TASK TO CARRY OUT:
Show every line below where "removebg" can be found.

[Web page and app entries]

◇ ◇ ◇ ◇ ◇

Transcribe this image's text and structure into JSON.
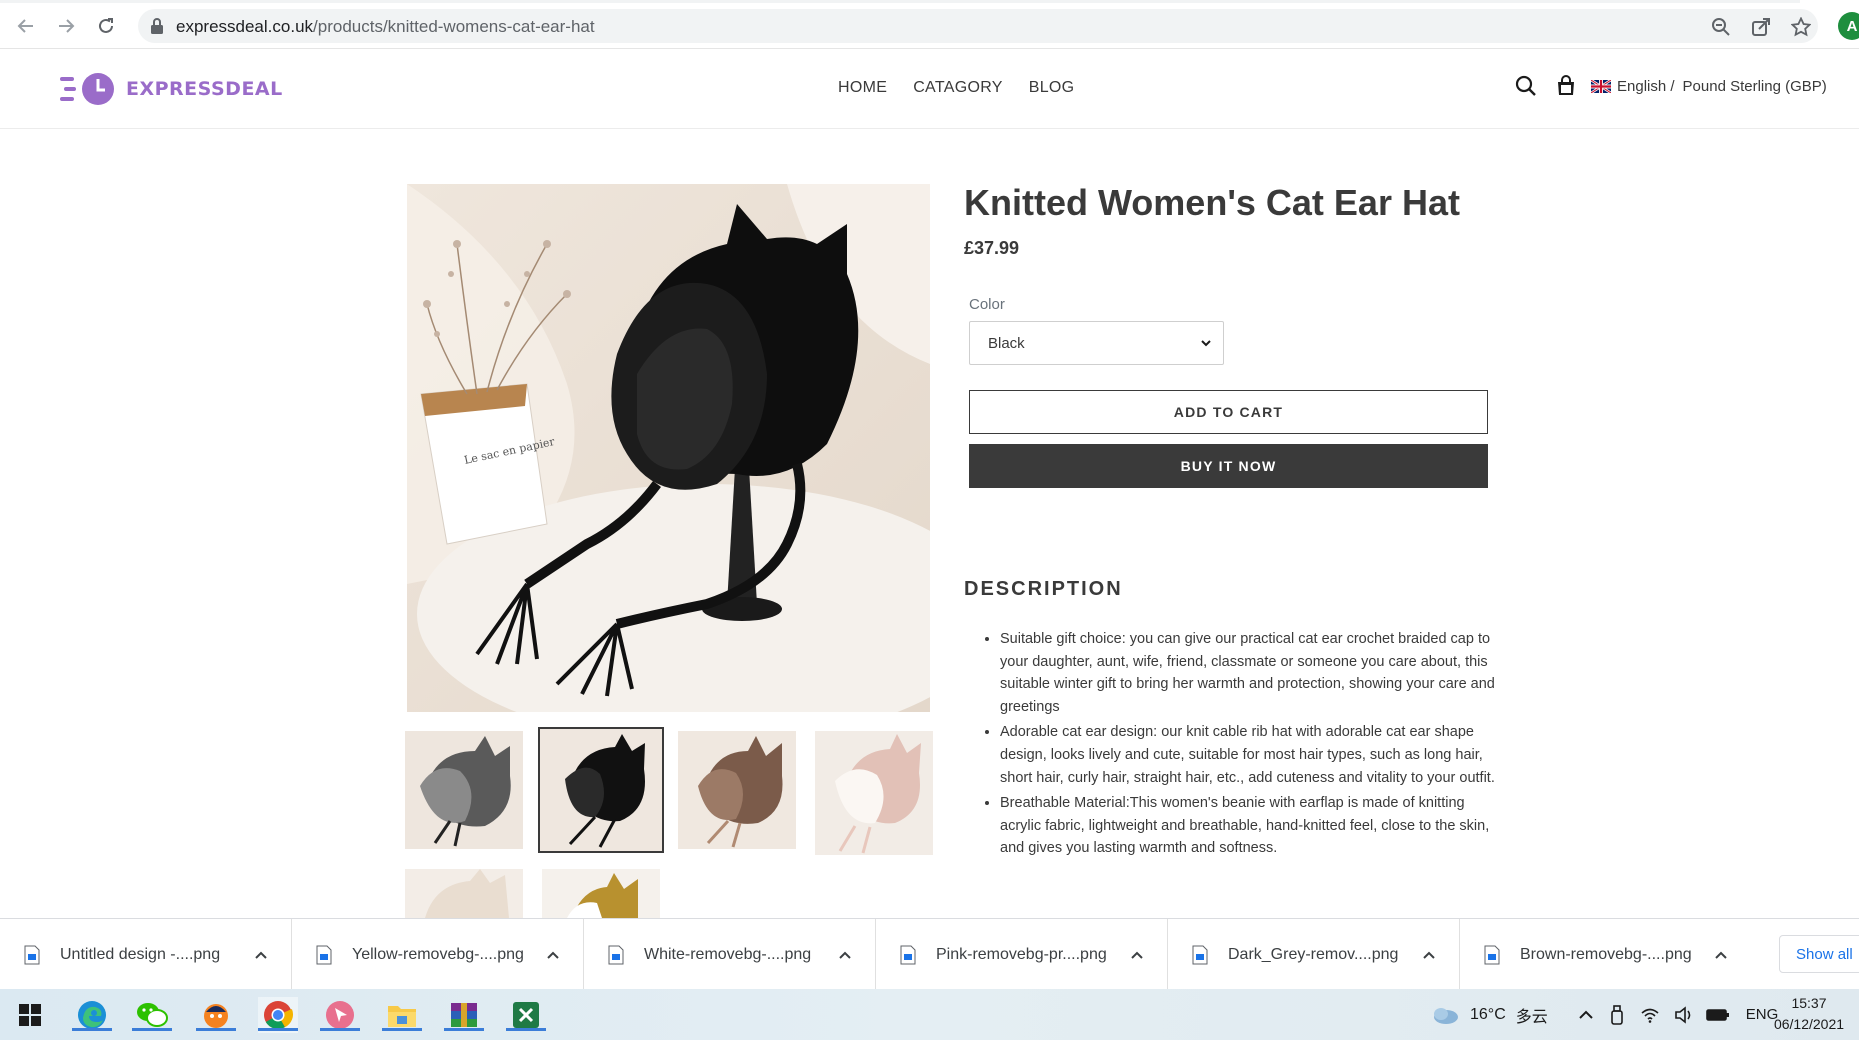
{
  "browser": {
    "url_domain": "expressdeal.co.uk",
    "url_path": "/products/knitted-womens-cat-ear-hat",
    "profile_initial": "A"
  },
  "site": {
    "logo_text": "EXPRESSDEAL",
    "nav": [
      "HOME",
      "CATAGORY",
      "BLOG"
    ],
    "language": "English /",
    "currency": "Pound Sterling (GBP)"
  },
  "product": {
    "title": "Knitted Women's Cat Ear Hat",
    "price": "£37.99",
    "color_label": "Color",
    "color_value": "Black",
    "add_to_cart": "ADD TO CART",
    "buy_now": "BUY IT NOW",
    "description_title": "DESCRIPTION",
    "description": [
      "Suitable gift choice: you can give our practical cat ear crochet braided cap to your daughter, aunt, wife, friend, classmate or someone you care about, this suitable winter gift to bring her warmth and protection, showing your care and greetings",
      "Adorable cat ear design: our knit cable rib hat with adorable cat ear shape design, looks lively and cute, suitable for most hair types, such as long hair, short hair, curly hair, straight hair, etc., add cuteness and vitality to your outfit.",
      "Breathable Material:This women's beanie with earflap is made of knitting acrylic fabric, lightweight and breathable, hand-knitted feel, close to the skin, and gives you lasting warmth and softness."
    ],
    "main_image_text": "Le sac en papier"
  },
  "downloads": {
    "items": [
      "Untitled design -....png",
      "Yellow-removebg-....png",
      "White-removebg-....png",
      "Pink-removebg-pr....png",
      "Dark_Grey-remov....png",
      "Brown-removebg-....png"
    ],
    "show_all": "Show all"
  },
  "taskbar": {
    "temperature": "16°C",
    "weather": "多云",
    "input_lang": "ENG",
    "time": "15:37",
    "date": "06/12/2021"
  },
  "colors": {
    "brand": "#9a6cc9",
    "dark": "#3a3a3a",
    "link": "#1a73e8"
  }
}
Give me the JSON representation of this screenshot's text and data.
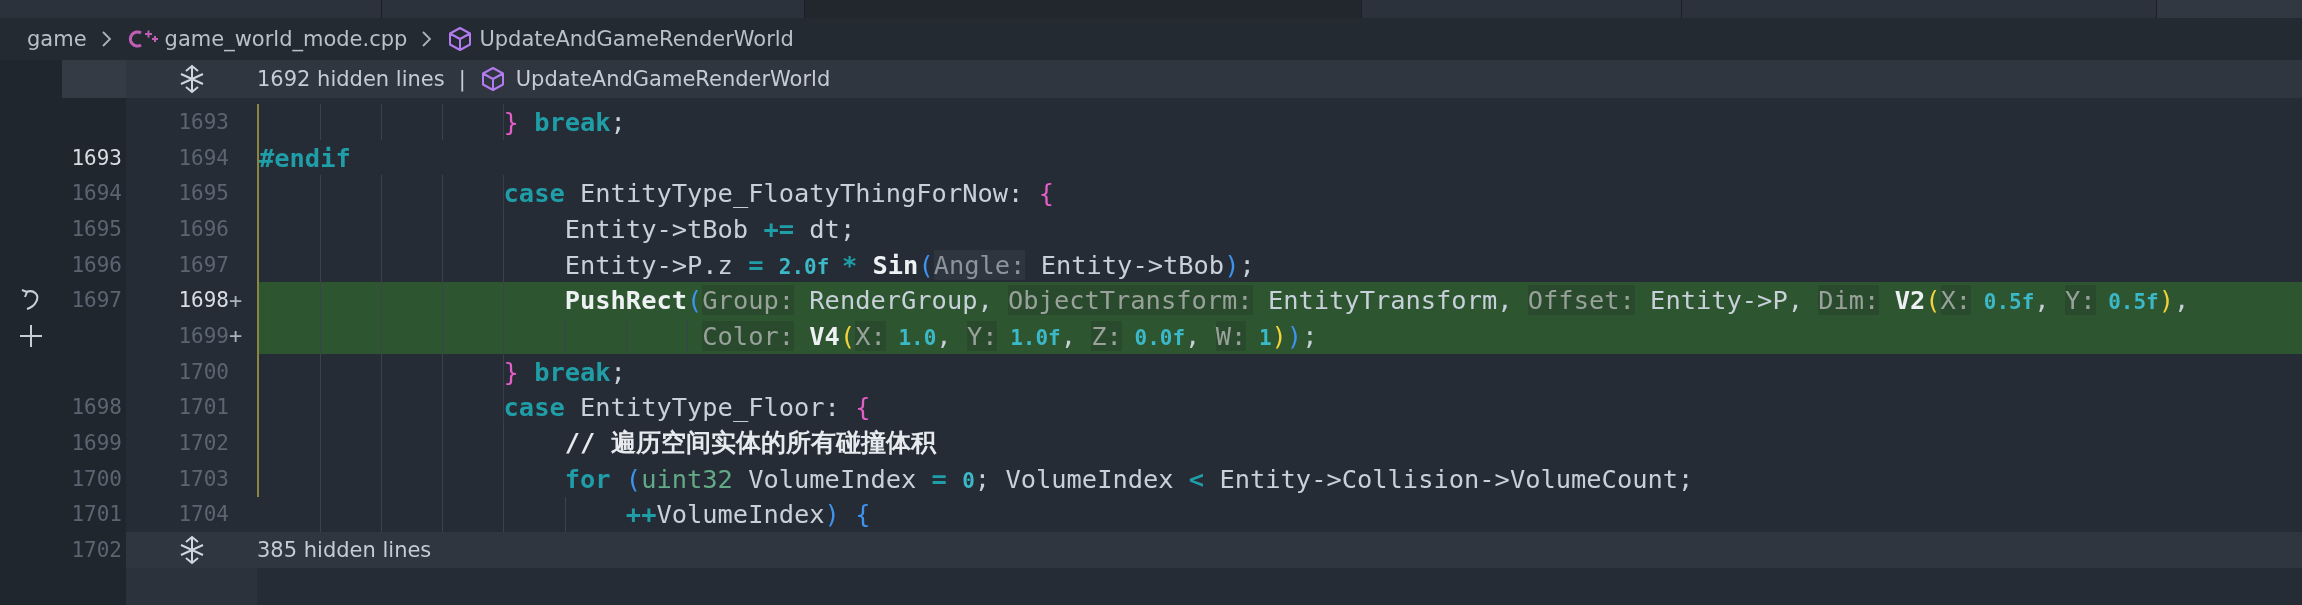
{
  "tabs": [
    {
      "selected": false
    },
    {
      "selected": false
    },
    {
      "selected": true
    },
    {
      "selected": false
    },
    {
      "selected": false
    }
  ],
  "breadcrumb": [
    {
      "kind": "folder",
      "label": "game"
    },
    {
      "kind": "cpp-file",
      "label": "game_world_mode.cpp"
    },
    {
      "kind": "function",
      "label": "UpdateAndGameRenderWorld"
    }
  ],
  "top_fold": {
    "text": "1692 hidden lines",
    "separator": "|",
    "symbol": "UpdateAndGameRenderWorld"
  },
  "lines": [
    {
      "kind": "case",
      "new": {
        "number": "1693",
        "highlighted": false
      },
      "added": false,
      "marked": true,
      "tokens": [
        {
          "kind": "pink",
          "t": "}"
        },
        {
          "kind": "kw",
          "t": " break"
        },
        {
          "kind": "plain",
          "t": ";"
        }
      ]
    },
    {
      "kind": "top",
      "old": {
        "number": "1693",
        "highlighted": true
      },
      "new": {
        "number": "1694",
        "highlighted": false
      },
      "added": false,
      "marked": true,
      "tokens": [
        {
          "kind": "kw",
          "t": "#endif"
        }
      ]
    },
    {
      "kind": "case",
      "old": {
        "number": "1694",
        "highlighted": false
      },
      "new": {
        "number": "1695",
        "highlighted": false
      },
      "added": false,
      "marked": true,
      "tokens": [
        {
          "kind": "kw",
          "t": "case"
        },
        {
          "kind": "plain",
          "t": " EntityType_FloatyThingForNow: "
        },
        {
          "kind": "pink",
          "t": "{"
        }
      ]
    },
    {
      "kind": "body",
      "old": {
        "number": "1695",
        "highlighted": false
      },
      "new": {
        "number": "1696",
        "highlighted": false
      },
      "added": false,
      "marked": true,
      "tokens": [
        {
          "kind": "plain",
          "t": "Entity->tBob "
        },
        {
          "kind": "kw",
          "t": "+="
        },
        {
          "kind": "plain",
          "t": " dt;"
        }
      ]
    },
    {
      "kind": "body",
      "old": {
        "number": "1696",
        "highlighted": false
      },
      "new": {
        "number": "1697",
        "highlighted": false
      },
      "added": false,
      "marked": true,
      "tokens": [
        {
          "kind": "plain",
          "t": "Entity->P.z "
        },
        {
          "kind": "kw",
          "t": "= "
        },
        {
          "kind": "num",
          "t": "2.0f "
        },
        {
          "kind": "kw",
          "t": "* "
        },
        {
          "kind": "fn",
          "t": "Sin"
        },
        {
          "kind": "blue",
          "t": "("
        },
        {
          "kind": "hint",
          "t": "Angle:"
        },
        {
          "kind": "plain",
          "t": " Entity->tBob"
        },
        {
          "kind": "blue",
          "t": ")"
        },
        {
          "kind": "plain",
          "t": ";"
        }
      ]
    },
    {
      "kind": "body",
      "old": {
        "number": "1697",
        "highlighted": false
      },
      "new": {
        "number": "1698",
        "highlighted": true
      },
      "marker": "+",
      "gutter": {
        "kind": "revert"
      },
      "added": true,
      "marked": true,
      "tokens": [
        {
          "kind": "fn",
          "t": "PushRect"
        },
        {
          "kind": "blue",
          "t": "("
        },
        {
          "kind": "hint",
          "t": "Group:"
        },
        {
          "kind": "plain",
          "t": " RenderGroup, "
        },
        {
          "kind": "hint",
          "t": "ObjectTransform:"
        },
        {
          "kind": "plain",
          "t": " EntityTransform, "
        },
        {
          "kind": "hint",
          "t": "Offset:"
        },
        {
          "kind": "plain",
          "t": " Entity->P, "
        },
        {
          "kind": "hint",
          "t": "Dim:"
        },
        {
          "kind": "fn",
          "t": " V2"
        },
        {
          "kind": "yellow",
          "t": "("
        },
        {
          "kind": "hint",
          "t": "X:"
        },
        {
          "kind": "num",
          "t": " 0.5f"
        },
        {
          "kind": "plain",
          "t": ", "
        },
        {
          "kind": "hint",
          "t": "Y:"
        },
        {
          "kind": "num",
          "t": " 0.5f"
        },
        {
          "kind": "yellow",
          "t": ")"
        },
        {
          "kind": "plain",
          "t": ","
        }
      ]
    },
    {
      "kind": "continuation",
      "new": {
        "number": "1699",
        "highlighted": false
      },
      "marker": "+",
      "gutter": {
        "kind": "add"
      },
      "added": true,
      "marked": true,
      "tokens": [
        {
          "kind": "hint",
          "t": "Color:"
        },
        {
          "kind": "fn",
          "t": " V4"
        },
        {
          "kind": "yellow",
          "t": "("
        },
        {
          "kind": "hint",
          "t": "X:"
        },
        {
          "kind": "num",
          "t": " 1.0"
        },
        {
          "kind": "plain",
          "t": ", "
        },
        {
          "kind": "hint",
          "t": "Y:"
        },
        {
          "kind": "num",
          "t": " 1.0f"
        },
        {
          "kind": "plain",
          "t": ", "
        },
        {
          "kind": "hint",
          "t": "Z:"
        },
        {
          "kind": "num",
          "t": " 0.0f"
        },
        {
          "kind": "plain",
          "t": ", "
        },
        {
          "kind": "hint",
          "t": "W:"
        },
        {
          "kind": "num",
          "t": " 1"
        },
        {
          "kind": "yellow",
          "t": ")"
        },
        {
          "kind": "blue",
          "t": ")"
        },
        {
          "kind": "plain",
          "t": ";"
        }
      ]
    },
    {
      "kind": "case",
      "new": {
        "number": "1700",
        "highlighted": false
      },
      "added": false,
      "marked": true,
      "tokens": [
        {
          "kind": "pink",
          "t": "}"
        },
        {
          "kind": "kw",
          "t": " break"
        },
        {
          "kind": "plain",
          "t": ";"
        }
      ]
    },
    {
      "kind": "case",
      "old": {
        "number": "1698",
        "highlighted": false
      },
      "new": {
        "number": "1701",
        "highlighted": false
      },
      "added": false,
      "marked": true,
      "tokens": [
        {
          "kind": "kw",
          "t": "case"
        },
        {
          "kind": "plain",
          "t": " EntityType_Floor: "
        },
        {
          "kind": "pink",
          "t": "{"
        }
      ]
    },
    {
      "kind": "body",
      "old": {
        "number": "1699",
        "highlighted": false
      },
      "new": {
        "number": "1702",
        "highlighted": false
      },
      "added": false,
      "marked": true,
      "tokens": [
        {
          "kind": "comment",
          "t": "// 遍历空间实体的所有碰撞体积"
        }
      ]
    },
    {
      "kind": "body",
      "old": {
        "number": "1700",
        "highlighted": false
      },
      "new": {
        "number": "1703",
        "highlighted": false
      },
      "added": false,
      "marked": true,
      "tokens": [
        {
          "kind": "kw",
          "t": "for"
        },
        {
          "kind": "blue",
          "t": " ("
        },
        {
          "kind": "type",
          "t": "uint32"
        },
        {
          "kind": "plain",
          "t": " VolumeIndex "
        },
        {
          "kind": "kw",
          "t": "= "
        },
        {
          "kind": "num",
          "t": "0"
        },
        {
          "kind": "plain",
          "t": "; VolumeIndex "
        },
        {
          "kind": "kw",
          "t": "< "
        },
        {
          "kind": "plain",
          "t": "Entity->Collision->VolumeCount;"
        }
      ]
    },
    {
      "kind": "inner",
      "old": {
        "number": "1701",
        "highlighted": false
      },
      "new": {
        "number": "1704",
        "highlighted": false
      },
      "added": false,
      "marked": false,
      "tokens": [
        {
          "kind": "kw",
          "t": "++"
        },
        {
          "kind": "plain",
          "t": "VolumeIndex"
        },
        {
          "kind": "blue",
          "t": ") {"
        }
      ]
    }
  ],
  "bottom_fold": {
    "old": "1702",
    "text": "385 hidden lines"
  }
}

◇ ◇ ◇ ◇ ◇

SOLVED PROBLEM:
      "Yellow-removebg-....png",
      "White-removebg-....png",
      "Pink-removebg-pr....png",
      "Brown-removebg-....png"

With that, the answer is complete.